Perpetual growth on a planet with finite resources is an oxymoron, and their is nothing wrong (in fact everything good) to be done if we stop taxing the system in pursuit of the unneccessary for a while.

It’s a time to prune, dividends as well as trees. To sit together round a warm fire and plan for spring. We cannot make it happen faster, but we can be ready when it comes.

Winter is a season, not failure, and not a problem

Potbound.

It’s Spring. On the one hand I love it – the end of winter, renewal, growth everywhere. On the other hand, it can overwhelm me. Everything grows at once, and there is that sudden rush as we seek to bring our gardens under control. Despite the regularity of Spring, it still takes me by surprise. I had become used to Winter.

It strikes me that in reality, businesses are much the same – and that we can learn a lot from Gardeners.

Businesses have seasons. They sprout from an idea, grow, thrive and then wither.

Gardeners in tune with nature benefit. They do not try to ignore the seasons, they work with them. They variously take cuttings, grow seedlings, graft plants onto new rootstock. Create hybrids.

They fell, prune, and transplant.

They know how to look after the soil.

They know when to harvest, and when to plant.

So why is it in business, we don’t do the same? We often expect our idea to thrive as though it’s always Spring. We let the business grow, but in effect keep it in the same pot – a mixture of products, markets and locations, amplified by processes, protocols and the fertiliser of efficiency. – and the danger is, it becomes potbound.

As the business grows, so do the people in it – ideas, ambitions, confidence, networks. This growth needs room.

But far too many of us have let  let our businesses become potbound. People and ideas find nowhere to grow, so they wither whilst the main plant absorbs all the nourishment, until, inevitably, Autumn arrives.

I’ve often wondered why we are so resistant to letting businesses die back.

I guess there are lots of structural reasons – prime amongst which are that investors and bankers don’t like the idea of a pause in growth, even though that is necessary to gather the resources for the next stage of growth. As owners and employees we become dependent on the produce. We got used to perpetual credit and have become very poor at harvesting and storing so we can overwinter. We fell out of the idea of rhythms and cycles. Which is a mistake.

Generally speaking, we’re nowhere near as good at managing business cycles as gardeners are at managing the seasons.

In the industrial era, the main nutrients for our business was capital and fixed assets – machines and offices.They were easy to measure, difficult to move and could be kept in the asset register.They could be hothoused. They were difficult to transplant successfully – it was an expensive and risky process.

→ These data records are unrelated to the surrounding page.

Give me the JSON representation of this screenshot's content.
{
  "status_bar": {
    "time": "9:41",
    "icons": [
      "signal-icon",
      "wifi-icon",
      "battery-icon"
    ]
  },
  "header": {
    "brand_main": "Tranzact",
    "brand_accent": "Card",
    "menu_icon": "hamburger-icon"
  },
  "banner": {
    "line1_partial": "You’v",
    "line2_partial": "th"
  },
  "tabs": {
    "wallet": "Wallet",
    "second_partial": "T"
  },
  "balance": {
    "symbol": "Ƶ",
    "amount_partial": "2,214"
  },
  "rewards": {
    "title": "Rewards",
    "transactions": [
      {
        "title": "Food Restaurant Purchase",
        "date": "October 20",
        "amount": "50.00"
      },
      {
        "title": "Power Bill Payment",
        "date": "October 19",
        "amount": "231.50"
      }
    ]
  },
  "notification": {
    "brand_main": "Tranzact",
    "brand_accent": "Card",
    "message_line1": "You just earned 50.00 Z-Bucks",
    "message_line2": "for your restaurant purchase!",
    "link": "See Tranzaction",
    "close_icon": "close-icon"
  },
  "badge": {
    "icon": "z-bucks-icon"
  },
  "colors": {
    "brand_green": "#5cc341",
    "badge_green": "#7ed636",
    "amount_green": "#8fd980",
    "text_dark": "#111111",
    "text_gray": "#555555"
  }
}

In the connection economy, the main nutrients for our businesses is talent – and that’s as mobile as dandelion seeds. It will take root anywhere conditions permit. It’s difficult to measure, and cannot be owned.

Traditional businesses are struggling in the connection economy. Everything they do is replicable. They are unwieldy, and have to resort to forcing growth through extracting every ounce of cash, even though the peak of their cycle has passed. They become hostages to the expectation of continual Spring.

Connection economy businesses on the other hand are flexible, and can find the space to grow because they are mobile. They experiment, hybridise and adapt. They can follow the seasons. There are lots of places in them for talent to grow, and talent has a choice.

After seven years of economic winter, Spring has arrived.

Time to cultivate your business.

If you want to know more about helping businesses thrive throughout the seasons, talk to us at the GrowHouse.